By Wes Venteicher, Chicago Tribune reporter | July 9, 2014
After Jeffery Lubejko spent a half-hour in a darkened room with glowing neon bubble tubes, a pulsing chair, music touch pads and a giant vibrating stuffed ladybug, his father said he noticed a change in his autistic son.
"All of a sudden he's a different person — he's a little more open, he's a little more excited by things he's experiencing," said Paul Lubejko, of Woodridge, after 25-year-old Jeffery emerged from a new room at the Lisle Park District designed for people with developmental disabilities.

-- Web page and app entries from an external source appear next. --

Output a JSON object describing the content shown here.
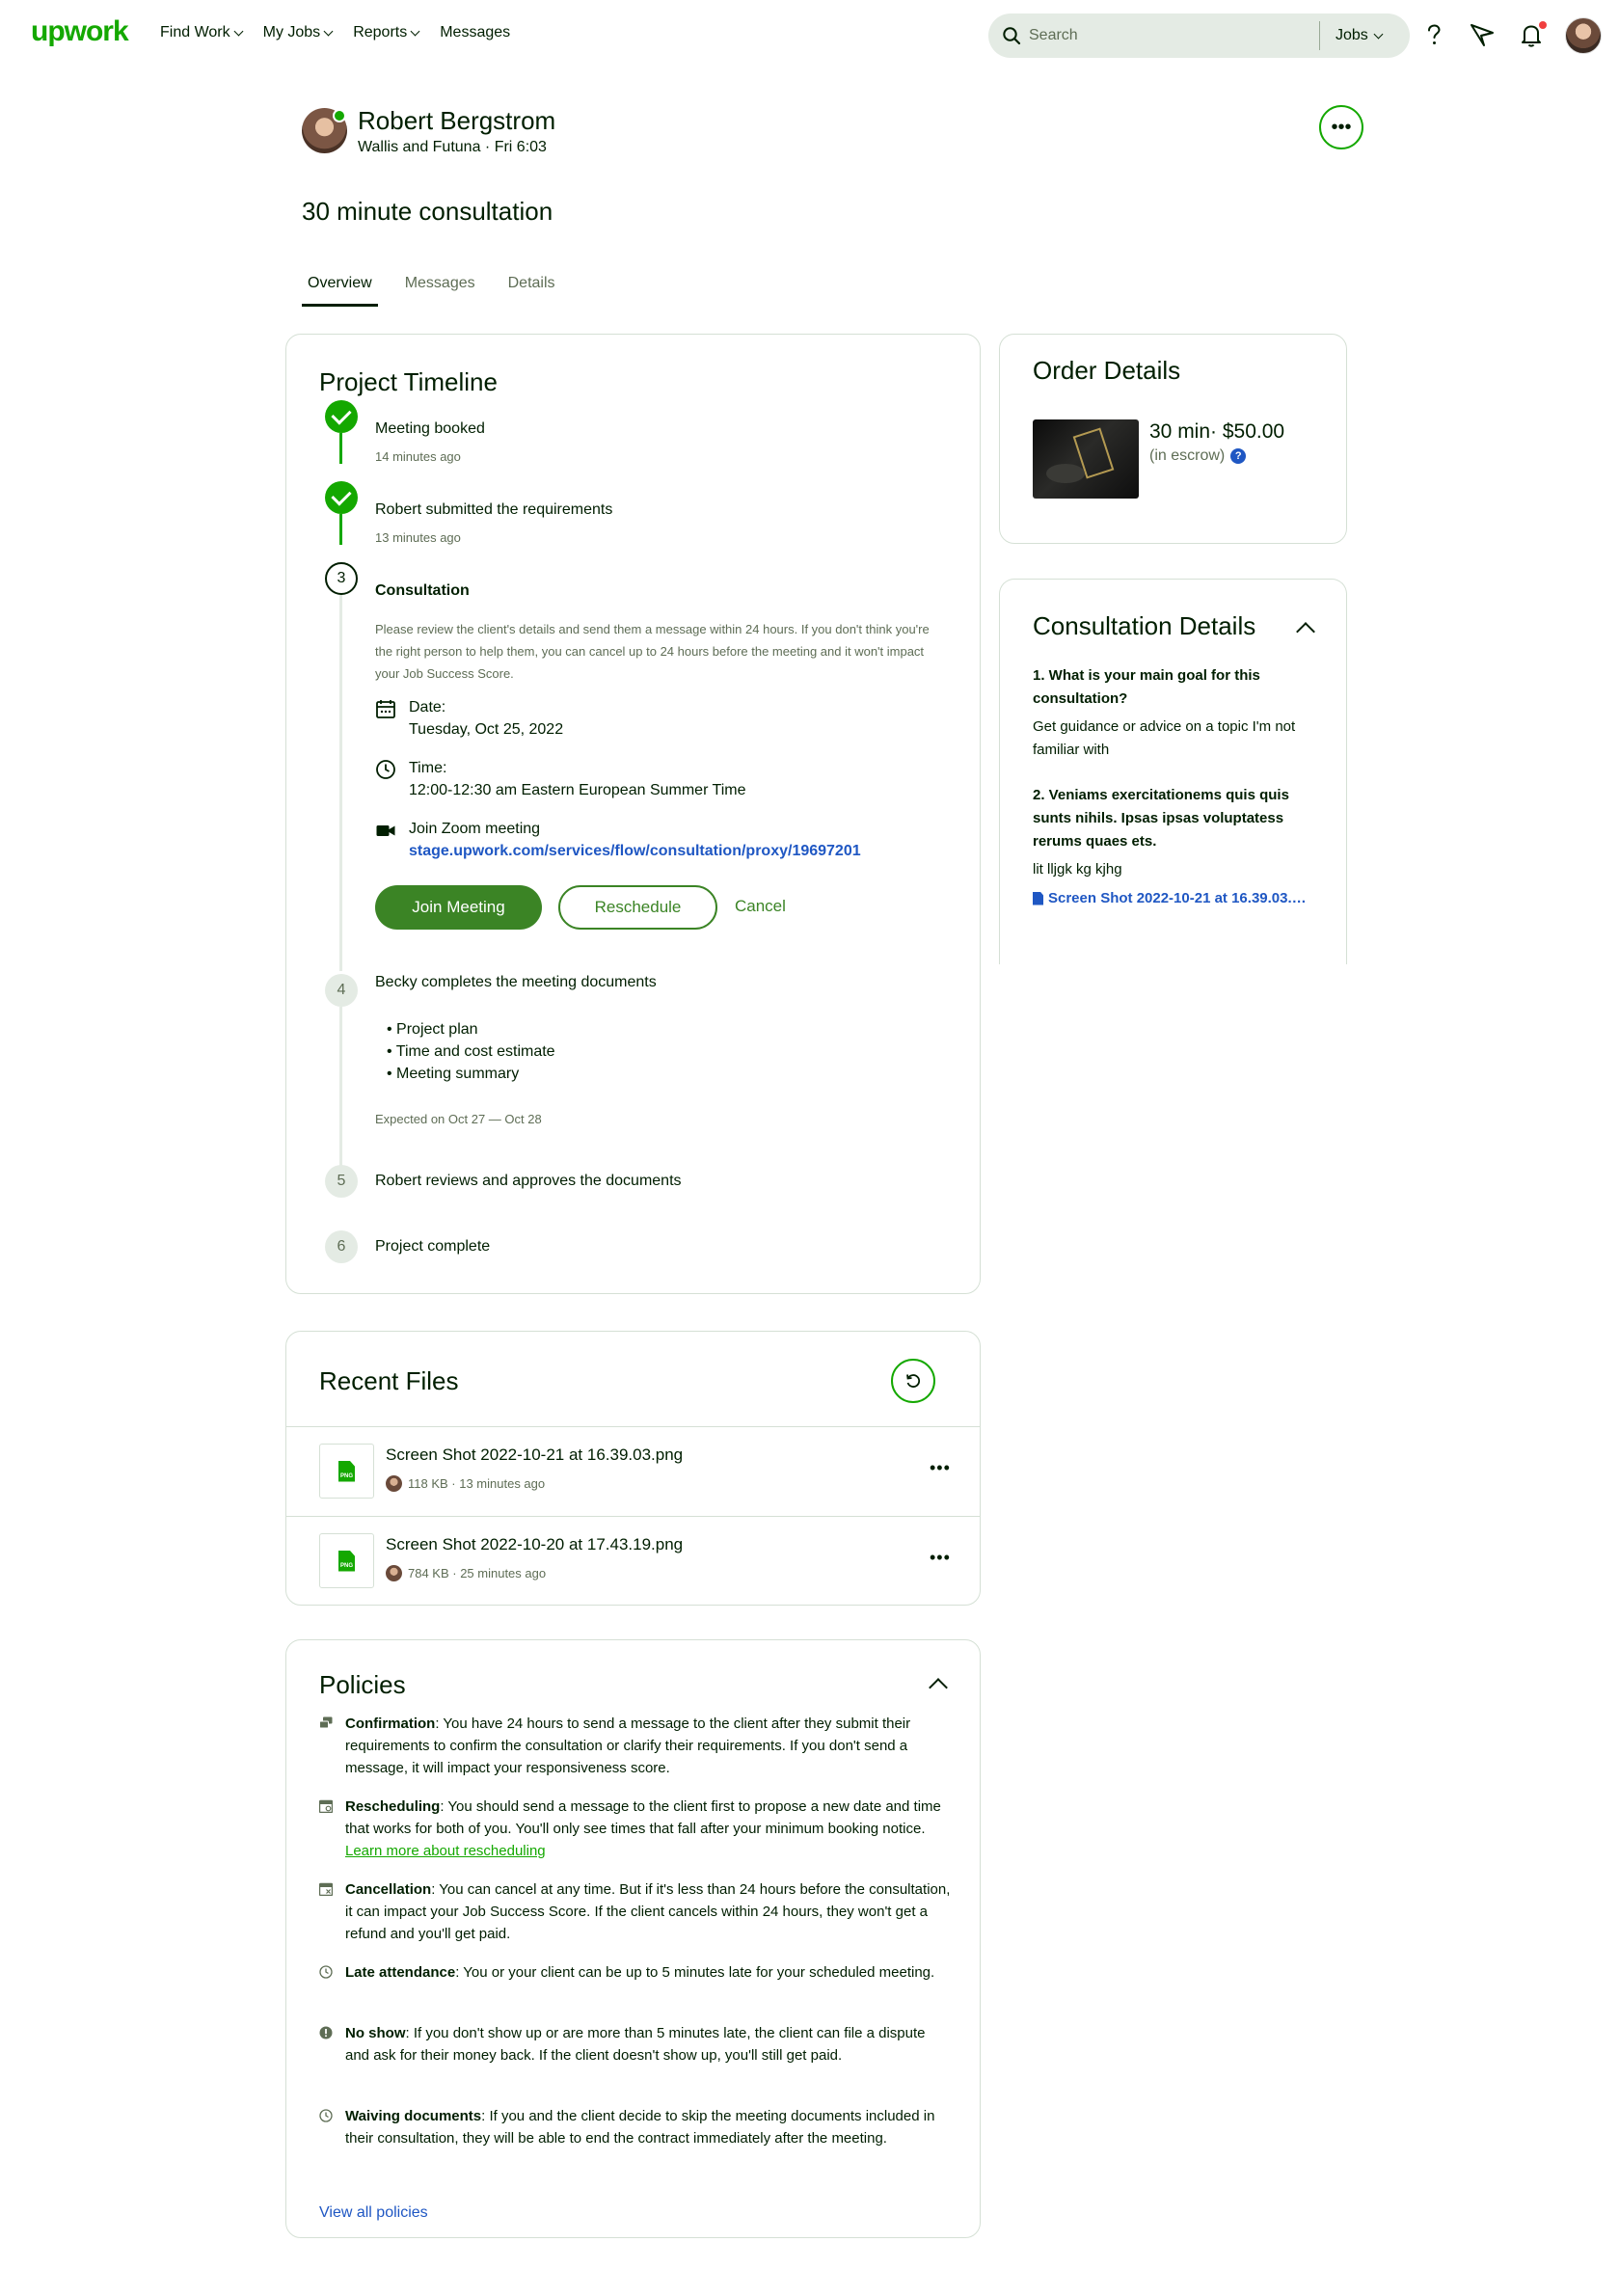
{
  "header": {
    "logo": "upwork",
    "nav": [
      "Find Work",
      "My Jobs",
      "Reports",
      "Messages"
    ],
    "search_placeholder": "Search",
    "search_scope": "Jobs",
    "icons": [
      "help-icon",
      "send-icon",
      "bell-icon",
      "avatar"
    ]
  },
  "profile": {
    "name": "Robert Bergstrom",
    "location": "Wallis and Futuna · Fri 6:03",
    "online": true
  },
  "page_title": "30 minute consultation",
  "tabs": [
    "Overview",
    "Messages",
    "Details"
  ],
  "active_tab": "Overview",
  "timeline": {
    "title": "Project Timeline",
    "steps": [
      {
        "number": "1",
        "status": "done",
        "title": "Meeting booked",
        "sub": "14 minutes ago"
      },
      {
        "number": "2",
        "status": "done",
        "title": "Robert submitted the requirements",
        "sub": "13 minutes ago"
      },
      {
        "number": "3",
        "status": "current",
        "title": "Consultation",
        "description": "Please review the client's details and send them a message within 24 hours. If you don't think you're the right person to help them, you can cancel up to 24 hours before the meeting and it won't impact your Job Success Score.",
        "date_label": "Date:",
        "date_value": "Tuesday, Oct 25, 2022",
        "time_label": "Time:",
        "time_value": "12:00-12:30 am Eastern European Summer Time",
        "zoom_label": "Join Zoom meeting",
        "zoom_link": "stage.upwork.com/services/flow/consultation/proxy/19697201",
        "join_label": "Join Meeting",
        "reschedule_label": "Reschedule",
        "cancel_label": "Cancel"
      },
      {
        "number": "4",
        "status": "pending",
        "title": "Becky completes the meeting documents",
        "items": [
          "Project plan",
          "Time and cost estimate",
          "Meeting summary"
        ],
        "expected": "Expected on Oct 27 — Oct 28"
      },
      {
        "number": "5",
        "status": "pending",
        "title": "Robert reviews and approves the documents"
      },
      {
        "number": "6",
        "status": "pending",
        "title": "Project complete"
      }
    ]
  },
  "order": {
    "title": "Order Details",
    "price": "30 min· $50.00",
    "escrow": "(in escrow)"
  },
  "consultation": {
    "title": "Consultation Details",
    "q1": "1. What is your main goal for this consultation?",
    "a1": "Get guidance or advice on a topic I'm not familiar with",
    "q2": "2. Veniams exercitationems quis quis sunts nihils. Ipsas ipsas voluptatess rerums quaes ets.",
    "a2": "lit lljgk kg kjhg",
    "file": "Screen Shot 2022-10-21 at 16.39.03.png"
  },
  "recent_files": {
    "title": "Recent Files",
    "files": [
      {
        "name": "Screen Shot 2022-10-21 at 16.39.03.png",
        "meta": "118 KB · 13 minutes ago",
        "type": "PNG"
      },
      {
        "name": "Screen Shot 2022-10-20 at 17.43.19.png",
        "meta": "784 KB · 25 minutes ago",
        "type": "PNG"
      }
    ]
  },
  "policies": {
    "title": "Policies",
    "items": [
      {
        "term": "Confirmation",
        "text": ": You have 24 hours to send a message to the client after they submit their requirements to confirm the consultation or clarify their requirements. If you don't send a message, it will impact your responsiveness score."
      },
      {
        "term": "Rescheduling",
        "text": ": You should send a message to the client first to propose a new date and time that works for both of you. You'll only see times that fall after your minimum booking notice. ",
        "link": "Learn more about rescheduling"
      },
      {
        "term": "Cancellation",
        "text": ": You can cancel at any time. But if it's less than 24 hours before the consultation, it can impact your Job Success Score. If the client cancels within 24 hours, they won't get a refund and you'll get paid."
      },
      {
        "term": "Late attendance",
        "text": ": You or your client can be up to 5 minutes late for your scheduled meeting."
      },
      {
        "term": "No show",
        "text": ": If you don't show up or are more than 5 minutes late, the client can file a dispute and ask for their money back. If the client doesn't show up, you'll still get paid."
      },
      {
        "term": "Waiving documents",
        "text": ": If you and the client decide to skip the meeting documents included in their consultation, they will be able to end the contract immediately after the meeting."
      }
    ],
    "view_all": "View all policies"
  },
  "colors": {
    "brand_green": "#14a800",
    "button_green": "#3b8425",
    "link_blue": "#1f57c3",
    "text": "#001e00",
    "muted": "#5e6d55",
    "notification": "#f03f3f"
  }
}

Suburban special recreation association SEASPAR partnered with the Park District to build the 300-square-foot room, called "Wonders," said Susan Friend, the association's director. The cooperative provides special education services for a group of 11 west suburban park districts and villages reaching from Brookfield to Lisle.
Opportunities for people with disabilities to do what they want to in a non-threatening environment are rare — and possibly therapeutic, Friend said. As the number of people who are diagnosed with autism increases, the organization is looking for ways to expand recreational opportunities for them and others with disabilities, she said.
Several schools and hospitals in the Chicago area use sensory equipment to help people with disabilities regulate their emotions or stimulate their senses but the equipment is rarer in public recreational settings like a park district, said local occupational therapists and a representative from Flaghouse, the company that sold the sensory equipment to SEASPAR and other Chicago organizations.
One in six children has some type of developmental disability, according to the Centers for Disease Control and Prevention. Autism Spectrum Disorder, which can cause a range of social, communication and behavioral issues, is growing. About one in 68 children had the disorder in 2010, up from one in 88 in 2008 and fewer in earlier years, according to the CDC. The numbers probably indicate increased prevalence as well as greater awareness of the disorder, the agency notes.
Those numbers were a powerful motivator for Lisle Park District officials, who were approached by SEASPAR leaders looking for more space, said Dan Garvy, the district's director of parks and recreation.
"To me, I think it's important that people with disabilities (are) not treated any differently," Garvy said.
The Park District, according to Garvy, provided space near its headquarters and recreation center for the sensory room and for other programming space for SEASPAR, which stands for South East Association for Special Parks and Recreation. The district also contributed to the $342,000 cost of the project, including about $56,000 for equipment for the sensory room, Friend said.
One of autism's symptoms is that it can amplify sights, sounds and smells for many who have it, said Lucia Arellano, an occupational therapist at La Rabida Children's Hospital in Chicago. The hospital has a cart filled with sensory devices that staff members push to patients' rooms.
The sound of a vacuum cleaner running or a door closing can whir or crack as if the sound were being produced right next to the autistic person's ear, she said. The disorder can also blur vision and sharpen light.
The overstimulation causes stress, which many autistic people cannot manage in the same way as those without the disorder, she said.
To explain the difference to parents, she asks them to imagine driving above the speed limit and seeing a police car. The average driver might grip the steering wheel more tightly and experience discomfort at the sight of the car but would take a deep breath and calm down after it passed. Many people with autism, however, lack the ability to regulate their emotions after experiencing distress, Arellano said. The feeling of seeing the police car might remain with them all day.
Autism can also have the opposite effect, muffling the senses, she said.
For both the overstimulated and understimulated, sensory rooms can help bring balance, she said.
All of the sensory input in the Lisle room can be calibrated to its occupants, said Rachel Pavesich, a recreation specialist for SEASPAR.
Before a recent session in the room with Lubejko and with Edward Chiang, 19, who also is autistic, Pavesich darkened the room and played music softly through a stereo. She set an aromatherapy device in the room to emit a lavender scent, choosing the flower over rosemary and cinnamon alternatives.
Chiang found his way to a chair that pulses lightly with the music's beat. He began inspecting a bunch of glowing neon fiber optic cables that hung above him. He accepted a device Pavesich offered, smiling as he learned that it allowed him to change the color of the cables and the bubble tubes across the room. He eventually got up and walked to the rectangle of light on the floor cast by an interactive projector. The device cycles through images of leaves, water, fireworks, balloons, planets and other objects that the user can manipulate with feet or hands.
The 6-foot-2, 240-pound Lubejko cycled through the objects in the room more energetically, pounding out beats on the music touch pads and singing into devices that look like microphones. The devices are, in fact, musical instruments that project beams that produce different sounds when objects are moved through the beams, Pavesich said. They are designed to be played by people with limited mobility — even a finger moved through the beam could produce sounds, she said.
Sessions in the room always last 30 minutes, a length research shows is long enough to produce a change in mood but short enough to avoid overstimulation, Pavesich said. Toward the end of the session with Chiang and Lubejko, she slowly turned up the lights and turned down the music until the room was brightly lit and the two left.